DATA FOR THIS EXERCISE START

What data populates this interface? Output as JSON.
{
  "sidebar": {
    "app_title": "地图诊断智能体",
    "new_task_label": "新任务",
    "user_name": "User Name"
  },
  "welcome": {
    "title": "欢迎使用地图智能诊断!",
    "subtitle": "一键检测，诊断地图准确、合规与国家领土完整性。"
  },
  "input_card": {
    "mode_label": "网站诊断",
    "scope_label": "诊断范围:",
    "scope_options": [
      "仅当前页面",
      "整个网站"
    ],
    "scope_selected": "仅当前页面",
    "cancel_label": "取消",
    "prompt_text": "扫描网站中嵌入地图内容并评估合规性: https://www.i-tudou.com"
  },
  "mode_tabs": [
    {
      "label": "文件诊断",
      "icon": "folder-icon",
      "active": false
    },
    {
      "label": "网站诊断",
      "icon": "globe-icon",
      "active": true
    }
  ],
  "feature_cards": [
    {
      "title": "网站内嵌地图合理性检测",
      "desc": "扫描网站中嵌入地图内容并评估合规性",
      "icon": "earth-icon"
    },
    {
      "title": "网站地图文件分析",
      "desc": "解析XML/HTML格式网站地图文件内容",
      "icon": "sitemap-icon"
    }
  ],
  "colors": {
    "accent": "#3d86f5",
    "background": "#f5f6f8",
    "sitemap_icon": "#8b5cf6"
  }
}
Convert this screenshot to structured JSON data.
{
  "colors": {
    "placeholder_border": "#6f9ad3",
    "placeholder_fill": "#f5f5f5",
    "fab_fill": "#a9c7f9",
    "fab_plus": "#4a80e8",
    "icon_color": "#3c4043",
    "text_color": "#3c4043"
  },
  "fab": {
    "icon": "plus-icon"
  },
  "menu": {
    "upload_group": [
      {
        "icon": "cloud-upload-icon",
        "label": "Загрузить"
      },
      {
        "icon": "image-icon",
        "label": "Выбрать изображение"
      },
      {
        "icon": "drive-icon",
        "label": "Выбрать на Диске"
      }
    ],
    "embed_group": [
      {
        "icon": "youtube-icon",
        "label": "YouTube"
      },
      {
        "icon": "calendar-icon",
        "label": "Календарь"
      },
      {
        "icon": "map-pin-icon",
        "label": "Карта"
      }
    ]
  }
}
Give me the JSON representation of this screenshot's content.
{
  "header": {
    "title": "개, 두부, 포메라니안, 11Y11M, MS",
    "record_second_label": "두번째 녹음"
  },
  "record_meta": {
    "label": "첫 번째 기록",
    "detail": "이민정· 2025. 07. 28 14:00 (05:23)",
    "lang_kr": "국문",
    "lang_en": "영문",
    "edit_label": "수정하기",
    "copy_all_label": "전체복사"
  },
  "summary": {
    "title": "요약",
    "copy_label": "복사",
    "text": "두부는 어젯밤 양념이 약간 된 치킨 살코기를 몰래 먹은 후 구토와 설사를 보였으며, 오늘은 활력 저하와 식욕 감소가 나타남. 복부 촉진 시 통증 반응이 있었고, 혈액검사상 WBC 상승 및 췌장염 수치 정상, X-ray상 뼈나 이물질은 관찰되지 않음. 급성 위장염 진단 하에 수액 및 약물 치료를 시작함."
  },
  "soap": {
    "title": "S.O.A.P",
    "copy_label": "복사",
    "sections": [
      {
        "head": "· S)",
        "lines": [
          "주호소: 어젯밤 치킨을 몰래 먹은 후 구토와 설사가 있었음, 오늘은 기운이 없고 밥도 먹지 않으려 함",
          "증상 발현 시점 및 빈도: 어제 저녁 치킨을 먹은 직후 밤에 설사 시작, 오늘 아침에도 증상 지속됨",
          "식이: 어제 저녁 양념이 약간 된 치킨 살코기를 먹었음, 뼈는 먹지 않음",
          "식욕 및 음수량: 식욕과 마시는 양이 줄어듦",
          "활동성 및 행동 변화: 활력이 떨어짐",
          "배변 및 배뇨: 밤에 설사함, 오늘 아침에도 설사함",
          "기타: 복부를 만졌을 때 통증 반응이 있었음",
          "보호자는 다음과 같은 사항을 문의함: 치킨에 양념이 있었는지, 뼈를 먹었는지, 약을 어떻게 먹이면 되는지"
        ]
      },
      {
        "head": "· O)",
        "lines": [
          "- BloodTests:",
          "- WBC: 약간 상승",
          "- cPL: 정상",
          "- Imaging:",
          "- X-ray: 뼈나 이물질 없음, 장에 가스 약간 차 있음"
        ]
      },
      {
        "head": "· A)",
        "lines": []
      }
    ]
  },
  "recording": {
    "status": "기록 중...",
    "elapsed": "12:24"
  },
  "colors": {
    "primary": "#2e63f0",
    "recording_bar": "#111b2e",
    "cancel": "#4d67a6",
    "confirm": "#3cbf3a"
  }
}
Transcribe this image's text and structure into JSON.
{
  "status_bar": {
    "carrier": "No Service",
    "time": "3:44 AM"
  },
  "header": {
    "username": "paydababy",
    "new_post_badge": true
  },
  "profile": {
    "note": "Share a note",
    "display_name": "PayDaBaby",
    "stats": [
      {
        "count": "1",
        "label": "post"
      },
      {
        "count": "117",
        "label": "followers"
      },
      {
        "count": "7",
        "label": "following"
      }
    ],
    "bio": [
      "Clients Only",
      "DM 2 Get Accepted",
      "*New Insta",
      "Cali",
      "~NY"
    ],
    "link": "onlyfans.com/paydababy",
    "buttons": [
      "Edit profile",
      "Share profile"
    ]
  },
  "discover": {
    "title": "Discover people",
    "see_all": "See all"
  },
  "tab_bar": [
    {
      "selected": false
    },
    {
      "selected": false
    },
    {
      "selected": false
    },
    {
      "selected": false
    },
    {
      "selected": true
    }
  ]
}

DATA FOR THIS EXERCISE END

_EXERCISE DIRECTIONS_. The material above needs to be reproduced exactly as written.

_SOLVED EXERCISE_.
What data populates this interface? Output as JSON.
{
  "sidebar": {
    "app_title": "地图诊断智能体",
    "new_task_label": "新任务",
    "user_name": "User Name"
  },
  "welcome": {
    "title": "欢迎使用地图智能诊断!",
    "subtitle": "一键检测，诊断地图准确、合规与国家领土完整性。"
  },
  "input_card": {
    "mode_label": "网站诊断",
    "scope_label": "诊断范围:",
    "scope_options": [
      "仅当前页面",
      "整个网站"
    ],
    "scope_selected": "仅当前页面",
    "cancel_label": "取消",
    "prompt_text": "扫描网站中嵌入地图内容并评估合规性: https://www.i-tudou.com"
  },
  "mode_tabs": [
    {
      "label": "文件诊断",
      "icon": "folder-icon",
      "active": false
    },
    {
      "label": "网站诊断",
      "icon": "globe-icon",
      "active": true
    }
  ],
  "feature_cards": [
    {
      "title": "网站内嵌地图合理性检测",
      "desc": "扫描网站中嵌入地图内容并评估合规性",
      "icon": "earth-icon"
    },
    {
      "title": "网站地图文件分析",
      "desc": "解析XML/HTML格式网站地图文件内容",
      "icon": "sitemap-icon"
    }
  ],
  "colors": {
    "accent": "#3d86f5",
    "background": "#f5f6f8",
    "sitemap_icon": "#8b5cf6"
  }
}
Convert this screenshot to structured JSON data.
{
  "colors": {
    "placeholder_border": "#6f9ad3",
    "placeholder_fill": "#f5f5f5",
    "fab_fill": "#a9c7f9",
    "fab_plus": "#4a80e8",
    "icon_color": "#3c4043",
    "text_color": "#3c4043"
  },
  "fab": {
    "icon": "plus-icon"
  },
  "menu": {
    "upload_group": [
      {
        "icon": "cloud-upload-icon",
        "label": "Загрузить"
      },
      {
        "icon": "image-icon",
        "label": "Выбрать изображение"
      },
      {
        "icon": "drive-icon",
        "label": "Выбрать на Диске"
      }
    ],
    "embed_group": [
      {
        "icon": "youtube-icon",
        "label": "YouTube"
      },
      {
        "icon": "calendar-icon",
        "label": "Календарь"
      },
      {
        "icon": "map-pin-icon",
        "label": "Карта"
      }
    ]
  }
}
Give me the JSON representation of this screenshot's content.
{
  "header": {
    "title": "개, 두부, 포메라니안, 11Y11M, MS",
    "record_second_label": "두번째 녹음"
  },
  "record_meta": {
    "label": "첫 번째 기록",
    "detail": "이민정· 2025. 07. 28 14:00 (05:23)",
    "lang_kr": "국문",
    "lang_en": "영문",
    "edit_label": "수정하기",
    "copy_all_label": "전체복사"
  },
  "summary": {
    "title": "요약",
    "copy_label": "복사",
    "text": "두부는 어젯밤 양념이 약간 된 치킨 살코기를 몰래 먹은 후 구토와 설사를 보였으며, 오늘은 활력 저하와 식욕 감소가 나타남. 복부 촉진 시 통증 반응이 있었고, 혈액검사상 WBC 상승 및 췌장염 수치 정상, X-ray상 뼈나 이물질은 관찰되지 않음. 급성 위장염 진단 하에 수액 및 약물 치료를 시작함."
  },
  "soap": {
    "title": "S.O.A.P",
    "copy_label": "복사",
    "sections": [
      {
        "head": "· S)",
        "lines": [
          "주호소: 어젯밤 치킨을 몰래 먹은 후 구토와 설사가 있었음, 오늘은 기운이 없고 밥도 먹지 않으려 함",
          "증상 발현 시점 및 빈도: 어제 저녁 치킨을 먹은 직후 밤에 설사 시작, 오늘 아침에도 증상 지속됨",
          "식이: 어제 저녁 양념이 약간 된 치킨 살코기를 먹었음, 뼈는 먹지 않음",
          "식욕 및 음수량: 식욕과 마시는 양이 줄어듦",
          "활동성 및 행동 변화: 활력이 떨어짐",
          "배변 및 배뇨: 밤에 설사함, 오늘 아침에도 설사함",
          "기타: 복부를 만졌을 때 통증 반응이 있었음",
          "보호자는 다음과 같은 사항을 문의함: 치킨에 양념이 있었는지, 뼈를 먹었는지, 약을 어떻게 먹이면 되는지"
        ]
      },
      {
        "head": "· O)",
        "lines": [
          "- BloodTests:",
          "- WBC: 약간 상승",
          "- cPL: 정상",
          "- Imaging:",
          "- X-ray: 뼈나 이물질 없음, 장에 가스 약간 차 있음"
        ]
      },
      {
        "head": "· A)",
        "lines": []
      }
    ]
  },
  "recording": {
    "status": "기록 중...",
    "elapsed": "12:24"
  },
  "colors": {
    "primary": "#2e63f0",
    "recording_bar": "#111b2e",
    "cancel": "#4d67a6",
    "confirm": "#3cbf3a"
  }
}
Transcribe this image's text and structure into JSON.
{
  "status_bar": {
    "carrier": "No Service",
    "time": "3:44 AM"
  },
  "header": {
    "username": "paydababy",
    "new_post_badge": true
  },
  "profile": {
    "note": "Share a note",
    "display_name": "PayDaBaby",
    "stats": [
      {
        "count": "1",
        "label": "post"
      },
      {
        "count": "117",
        "label": "followers"
      },
      {
        "count": "7",
        "label": "following"
      }
    ],
    "bio": [
      "Clients Only",
      "DM 2 Get Accepted",
      "*New Insta",
      "Cali",
      "~NY"
    ],
    "link": "onlyfans.com/paydababy",
    "buttons": [
      "Edit profile",
      "Share profile"
    ]
  },
  "discover": {
    "title": "Discover people",
    "see_all": "See all"
  },
  "tab_bar": [
    {
      "selected": false
    },
    {
      "selected": false
    },
    {
      "selected": false
    },
    {
      "selected": false
    },
    {
      "selected": true
    }
  ]
}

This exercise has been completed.